In June 2009, Continental Airlines took delivery of another new Boeing 737-900ER, which was painted with a retro livery to commemorate the airline’s 75th anniversary. The new aircraft’s retro livery, which was originally used on aircraft beginning in 1947 and is called The Blue Skyway, was selected by Continental employees. Continental flew the aircraft to its three hubs for anniversary celebration events for employees and retirees. In July 2009 Continental began to offer DirecTV, giving customers the choice of 95 channels of live television programming, more channels than any other carrier. The channel lineup includes CBS, NBC, Fox, USA Network, Discovery Channel, A&E, CNN, ESPN, Animal Planet, The History Channel and many other popular channels.
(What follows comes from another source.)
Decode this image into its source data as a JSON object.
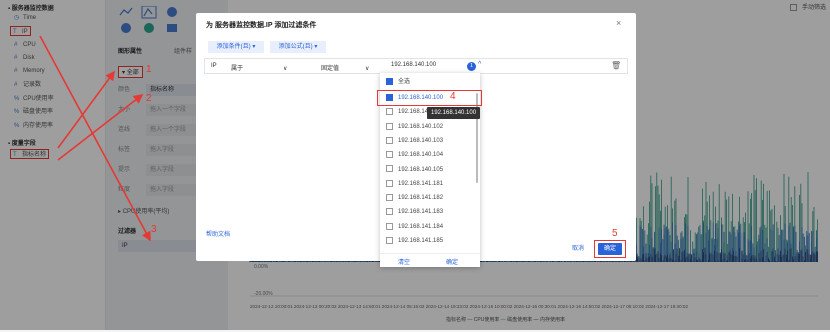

The fee for economy-class customers was $6 per flight. Continental also launched Virtual Expert technology on their website at continental.com, offering customers 24-hour support on the Web for all their travel needs. “Alex,” the airline’s Virtual Expert, interacts with customers to easily and effectively interpret requests and provide accurate answers to travel needs. Continental was the first airline to use this technology. Continental Airlines joined Star Alliance on October 27, 2009, initiated with a closer partnership with United Airlines. Continental’s transition to Star Alliance is a strategic change that will enhance travel options and competition. Continental’s network will have a distinct fit in Star Alliance, with Continental’s New York hub at Newark Liberty International Airport playing a particularly important role for Star Alliance travelers.
Continental Airlines began new non-stop service from its Houston hub to Edmonton International Airport beginning November 1, 2009, subject to government approval. The daily flight was the 11th Canadian destination to be served by Continental and the fourth Canadian destination from the airlines’ Houston hub. Continental also started service from its hubs at Houston and Cleveland to Washington Dulles International Airport (IAD). Continental Airlines also launched daily nonstop service between its Houston hub at Bush Intercontinental Airport and Frankfurt on November 1, 2009, subject to government approval. Frankfurt is the airline's fourth European city served directly from Houston. The airline had already been operating daily flights to Frankfurt from its New York hub at Newark Liberty International Airport. In December 18, 2009, Continental began new service from its Guam hub and Honolulu to Nadi, Fiji. The service was to be operated by Continental Micronesia.